(Excerpts from an interface dataset)
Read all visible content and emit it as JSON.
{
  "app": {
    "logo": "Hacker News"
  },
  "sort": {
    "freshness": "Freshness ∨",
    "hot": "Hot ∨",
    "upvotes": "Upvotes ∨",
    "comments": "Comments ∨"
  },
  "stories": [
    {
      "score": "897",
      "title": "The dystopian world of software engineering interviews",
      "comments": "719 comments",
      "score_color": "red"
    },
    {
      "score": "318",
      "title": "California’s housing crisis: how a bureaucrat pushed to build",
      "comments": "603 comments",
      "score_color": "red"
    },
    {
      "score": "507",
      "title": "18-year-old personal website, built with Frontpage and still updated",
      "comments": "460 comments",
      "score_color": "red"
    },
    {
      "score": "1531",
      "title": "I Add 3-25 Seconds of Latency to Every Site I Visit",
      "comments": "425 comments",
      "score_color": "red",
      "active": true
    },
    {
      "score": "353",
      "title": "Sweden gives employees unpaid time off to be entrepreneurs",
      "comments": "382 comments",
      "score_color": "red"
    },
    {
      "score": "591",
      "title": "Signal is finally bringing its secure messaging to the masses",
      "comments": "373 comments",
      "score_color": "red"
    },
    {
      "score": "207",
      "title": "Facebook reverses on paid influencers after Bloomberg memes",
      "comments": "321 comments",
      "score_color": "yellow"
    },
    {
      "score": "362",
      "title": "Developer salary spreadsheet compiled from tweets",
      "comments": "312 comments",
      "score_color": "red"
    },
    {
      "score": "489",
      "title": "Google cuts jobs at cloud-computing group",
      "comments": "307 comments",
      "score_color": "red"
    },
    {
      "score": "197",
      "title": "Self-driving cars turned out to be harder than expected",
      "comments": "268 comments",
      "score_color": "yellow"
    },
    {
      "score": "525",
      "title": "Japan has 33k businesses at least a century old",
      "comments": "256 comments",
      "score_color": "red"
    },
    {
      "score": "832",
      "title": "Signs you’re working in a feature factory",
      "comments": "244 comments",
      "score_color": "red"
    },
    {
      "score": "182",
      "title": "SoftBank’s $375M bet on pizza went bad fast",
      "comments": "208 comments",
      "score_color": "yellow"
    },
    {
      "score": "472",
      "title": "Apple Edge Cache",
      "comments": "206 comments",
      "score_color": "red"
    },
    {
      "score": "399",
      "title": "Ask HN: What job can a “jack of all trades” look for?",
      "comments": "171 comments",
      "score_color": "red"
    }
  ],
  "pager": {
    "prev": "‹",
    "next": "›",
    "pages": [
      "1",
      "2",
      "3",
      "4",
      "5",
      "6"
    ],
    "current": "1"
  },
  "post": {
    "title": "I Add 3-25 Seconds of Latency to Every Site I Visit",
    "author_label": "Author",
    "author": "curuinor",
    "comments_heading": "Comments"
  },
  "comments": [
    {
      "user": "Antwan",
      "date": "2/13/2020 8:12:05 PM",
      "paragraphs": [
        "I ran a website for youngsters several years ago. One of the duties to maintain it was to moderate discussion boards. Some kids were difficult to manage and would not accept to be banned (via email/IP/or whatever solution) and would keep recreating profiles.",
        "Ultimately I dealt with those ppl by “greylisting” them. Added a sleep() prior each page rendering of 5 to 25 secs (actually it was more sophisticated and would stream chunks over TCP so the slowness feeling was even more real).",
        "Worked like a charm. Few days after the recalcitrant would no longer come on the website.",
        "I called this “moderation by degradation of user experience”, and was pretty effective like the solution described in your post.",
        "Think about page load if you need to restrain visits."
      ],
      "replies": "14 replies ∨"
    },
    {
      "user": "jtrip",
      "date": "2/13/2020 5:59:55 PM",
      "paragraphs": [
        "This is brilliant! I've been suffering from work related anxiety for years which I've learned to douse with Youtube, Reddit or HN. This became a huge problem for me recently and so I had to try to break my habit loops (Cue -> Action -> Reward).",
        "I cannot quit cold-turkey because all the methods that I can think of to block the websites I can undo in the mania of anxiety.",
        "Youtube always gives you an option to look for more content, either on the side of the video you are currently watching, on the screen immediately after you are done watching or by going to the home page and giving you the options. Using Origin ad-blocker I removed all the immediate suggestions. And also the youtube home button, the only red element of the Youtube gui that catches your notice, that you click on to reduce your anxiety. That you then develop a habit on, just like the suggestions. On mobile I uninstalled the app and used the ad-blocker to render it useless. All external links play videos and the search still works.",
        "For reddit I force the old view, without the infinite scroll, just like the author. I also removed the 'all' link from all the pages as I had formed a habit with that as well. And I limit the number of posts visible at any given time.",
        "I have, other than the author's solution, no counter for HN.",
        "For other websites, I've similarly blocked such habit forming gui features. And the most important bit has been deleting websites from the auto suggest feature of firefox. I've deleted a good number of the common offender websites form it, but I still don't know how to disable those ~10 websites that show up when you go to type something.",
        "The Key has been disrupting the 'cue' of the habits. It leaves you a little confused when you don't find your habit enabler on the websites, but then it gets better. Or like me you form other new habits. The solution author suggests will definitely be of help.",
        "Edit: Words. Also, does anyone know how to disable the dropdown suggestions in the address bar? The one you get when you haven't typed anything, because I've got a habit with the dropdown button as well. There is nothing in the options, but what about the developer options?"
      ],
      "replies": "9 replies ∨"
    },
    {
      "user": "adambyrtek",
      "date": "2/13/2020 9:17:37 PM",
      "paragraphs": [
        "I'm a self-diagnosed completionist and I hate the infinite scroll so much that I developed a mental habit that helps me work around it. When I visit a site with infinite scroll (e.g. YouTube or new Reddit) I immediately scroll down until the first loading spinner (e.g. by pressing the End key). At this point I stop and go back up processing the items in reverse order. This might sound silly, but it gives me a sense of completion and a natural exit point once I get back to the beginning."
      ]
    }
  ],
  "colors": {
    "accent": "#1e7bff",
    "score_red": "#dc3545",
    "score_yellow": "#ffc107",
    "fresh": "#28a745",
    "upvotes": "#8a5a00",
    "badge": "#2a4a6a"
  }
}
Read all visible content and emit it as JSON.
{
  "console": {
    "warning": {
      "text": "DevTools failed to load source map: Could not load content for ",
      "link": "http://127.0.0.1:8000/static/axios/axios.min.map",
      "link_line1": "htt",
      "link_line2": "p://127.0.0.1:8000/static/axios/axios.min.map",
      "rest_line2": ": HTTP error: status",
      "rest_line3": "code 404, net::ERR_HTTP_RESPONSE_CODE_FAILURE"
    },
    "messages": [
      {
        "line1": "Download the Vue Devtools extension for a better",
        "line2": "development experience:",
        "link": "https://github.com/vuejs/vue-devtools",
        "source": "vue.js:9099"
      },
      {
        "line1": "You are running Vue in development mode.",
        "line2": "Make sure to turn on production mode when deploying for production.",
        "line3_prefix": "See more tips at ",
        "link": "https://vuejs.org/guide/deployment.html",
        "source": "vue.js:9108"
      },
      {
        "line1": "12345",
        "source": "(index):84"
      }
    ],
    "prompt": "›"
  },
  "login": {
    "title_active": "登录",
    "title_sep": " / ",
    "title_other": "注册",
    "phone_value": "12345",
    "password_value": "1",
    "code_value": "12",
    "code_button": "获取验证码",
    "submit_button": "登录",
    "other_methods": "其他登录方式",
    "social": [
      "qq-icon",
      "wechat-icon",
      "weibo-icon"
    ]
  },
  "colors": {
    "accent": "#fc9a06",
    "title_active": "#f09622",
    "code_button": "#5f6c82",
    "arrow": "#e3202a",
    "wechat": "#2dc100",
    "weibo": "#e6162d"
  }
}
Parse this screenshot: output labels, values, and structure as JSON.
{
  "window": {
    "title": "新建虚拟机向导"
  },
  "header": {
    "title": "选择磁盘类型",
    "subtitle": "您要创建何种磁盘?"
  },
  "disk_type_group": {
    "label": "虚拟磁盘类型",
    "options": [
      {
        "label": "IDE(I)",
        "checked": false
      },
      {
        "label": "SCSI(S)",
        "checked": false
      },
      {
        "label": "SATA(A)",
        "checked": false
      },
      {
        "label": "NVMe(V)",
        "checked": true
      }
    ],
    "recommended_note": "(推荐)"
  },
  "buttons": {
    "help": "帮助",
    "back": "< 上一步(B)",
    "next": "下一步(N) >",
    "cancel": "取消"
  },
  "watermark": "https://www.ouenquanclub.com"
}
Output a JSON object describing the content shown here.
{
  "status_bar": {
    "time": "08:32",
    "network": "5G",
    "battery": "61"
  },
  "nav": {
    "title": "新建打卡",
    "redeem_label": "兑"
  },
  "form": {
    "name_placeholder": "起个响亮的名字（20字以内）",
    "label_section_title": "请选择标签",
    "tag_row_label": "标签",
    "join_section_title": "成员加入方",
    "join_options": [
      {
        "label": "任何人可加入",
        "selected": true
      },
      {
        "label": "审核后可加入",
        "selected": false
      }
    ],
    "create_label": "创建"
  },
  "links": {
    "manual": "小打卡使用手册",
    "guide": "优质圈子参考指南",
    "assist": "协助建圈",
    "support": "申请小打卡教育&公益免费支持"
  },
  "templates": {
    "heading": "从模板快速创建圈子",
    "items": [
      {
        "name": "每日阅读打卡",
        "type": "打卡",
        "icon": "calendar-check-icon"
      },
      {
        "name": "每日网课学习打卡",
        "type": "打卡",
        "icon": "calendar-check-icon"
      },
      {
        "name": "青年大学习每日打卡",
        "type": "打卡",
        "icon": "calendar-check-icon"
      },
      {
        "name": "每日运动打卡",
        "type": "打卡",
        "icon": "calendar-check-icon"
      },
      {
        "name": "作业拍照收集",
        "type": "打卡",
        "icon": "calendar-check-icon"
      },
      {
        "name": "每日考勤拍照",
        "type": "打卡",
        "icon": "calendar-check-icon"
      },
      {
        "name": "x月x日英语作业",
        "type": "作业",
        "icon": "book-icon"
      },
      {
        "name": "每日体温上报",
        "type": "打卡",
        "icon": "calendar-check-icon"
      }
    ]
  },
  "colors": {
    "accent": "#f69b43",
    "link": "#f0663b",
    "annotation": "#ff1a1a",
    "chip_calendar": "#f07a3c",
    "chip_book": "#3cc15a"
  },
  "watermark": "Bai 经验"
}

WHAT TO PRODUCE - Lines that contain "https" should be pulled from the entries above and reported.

REPLY TO THE EXERCISE -
        "link": "https://github.com/vuejs/vue-devtools",
        "link": "https://vuejs.org/guide/deployment.html",
  "watermark": "https://www.ouenquanclub.com"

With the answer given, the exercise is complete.